Judge Dredd 24

Judge Dredd 24
Judge Dredd 24 review
  • UK publisher / ISBN: Titan Books - 1-85286-133-9
  • Volume No.: 24
  • Release date: 1989
  • Format: Black and white
  • UPC: 9781852861339
  • Contains adult content?: no
  • Does this pass the Bechdel test?: no
  • Positive minority portrayal?: no
  • CATEGORIES: Horror, Science-Fiction

As Titan’s run of reprinting Judge Dredd stories neared its end, Ron Smith remained such a prolific artist that there was still time to squeeze in two further collections of his work in the final four volumes. This includes some of his earliest Dredd work from 1979 and his final regular contribution from 1985, by which point he was already established as artist of the Judge Dredd newspaper strip.

Horror is the thematic link, as all bar the final story toys with the form in one way or another, and even that has horrific undertones. While there are funny moments, and Smith’s art is fine, the consistent approach makes for a lack of variety when matched alongside the usual Dredd selection from the period.

Some elements root the stories resolutely in the 1980s. The two longest, both run to four parts and feature spiders. It’s a fair bet they’d have run a lot longer if conceived in the 1990s. In the first of those an invasion of mutant spiders makes it’s way to the city from the Cursed Earth, Smith astonishing with the detail. This isn’t only with the sheer number of dots included in the longs shots, but panels featuring fully or partially defined large spiders. ‘Nosferatu’ is a case of a single spider, actually a shape-changing alien able to pass as human, setting off a long chase sequence. John Wagner wrote this with Alan Grant, and was impressed enough with the Nosferatu race that they’d recur, but apart from Dredd’s novel method of tracking Nosferatu it’s ordinary. That also applies to ‘Alien Seeds’, Wagner’s version of Gremlins, but making straight for the scary bitey versions.

The best story here would be Smith’s last for some while, and while it’s a shame this greyscaled reprint loses the fine colour spread, it’s a clever story about an opportunist not realising what they’ve stumbled across.
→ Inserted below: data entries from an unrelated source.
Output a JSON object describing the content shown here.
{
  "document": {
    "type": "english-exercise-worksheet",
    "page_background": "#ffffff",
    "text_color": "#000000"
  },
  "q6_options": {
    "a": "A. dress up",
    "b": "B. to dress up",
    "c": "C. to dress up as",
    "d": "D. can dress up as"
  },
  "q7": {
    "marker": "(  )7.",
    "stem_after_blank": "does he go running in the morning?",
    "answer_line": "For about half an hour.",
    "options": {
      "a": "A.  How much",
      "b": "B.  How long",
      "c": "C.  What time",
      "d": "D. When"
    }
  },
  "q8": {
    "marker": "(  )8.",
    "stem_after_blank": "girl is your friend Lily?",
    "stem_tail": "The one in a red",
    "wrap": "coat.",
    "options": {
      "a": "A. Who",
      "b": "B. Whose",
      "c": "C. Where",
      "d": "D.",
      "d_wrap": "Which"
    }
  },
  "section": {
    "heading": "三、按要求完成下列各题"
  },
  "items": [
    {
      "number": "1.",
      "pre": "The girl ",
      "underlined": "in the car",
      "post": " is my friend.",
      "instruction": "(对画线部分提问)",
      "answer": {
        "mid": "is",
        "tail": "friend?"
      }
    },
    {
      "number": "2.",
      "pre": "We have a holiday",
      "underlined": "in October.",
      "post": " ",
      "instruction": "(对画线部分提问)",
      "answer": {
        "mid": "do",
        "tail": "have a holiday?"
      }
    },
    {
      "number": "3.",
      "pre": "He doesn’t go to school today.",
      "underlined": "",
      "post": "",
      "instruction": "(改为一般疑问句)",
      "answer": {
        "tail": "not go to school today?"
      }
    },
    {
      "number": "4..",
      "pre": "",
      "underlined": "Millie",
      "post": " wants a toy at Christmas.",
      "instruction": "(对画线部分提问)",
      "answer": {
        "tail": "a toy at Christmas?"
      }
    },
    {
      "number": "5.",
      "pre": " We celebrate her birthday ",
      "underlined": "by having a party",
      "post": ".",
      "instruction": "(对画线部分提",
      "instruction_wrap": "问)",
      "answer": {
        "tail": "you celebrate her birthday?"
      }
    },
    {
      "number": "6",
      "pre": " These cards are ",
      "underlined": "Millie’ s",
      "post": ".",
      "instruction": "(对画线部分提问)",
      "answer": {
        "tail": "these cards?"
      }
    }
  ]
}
There’s also a high moral tone adopted via the Lurker of the title having had the opportunity to do the right thing, but failing to do so, thus sealing his ultimate fate.

Judge Dredd 26 is the final selection of Smith’s Dredd stories, this time really skimming through his career to mop up some odds and sods.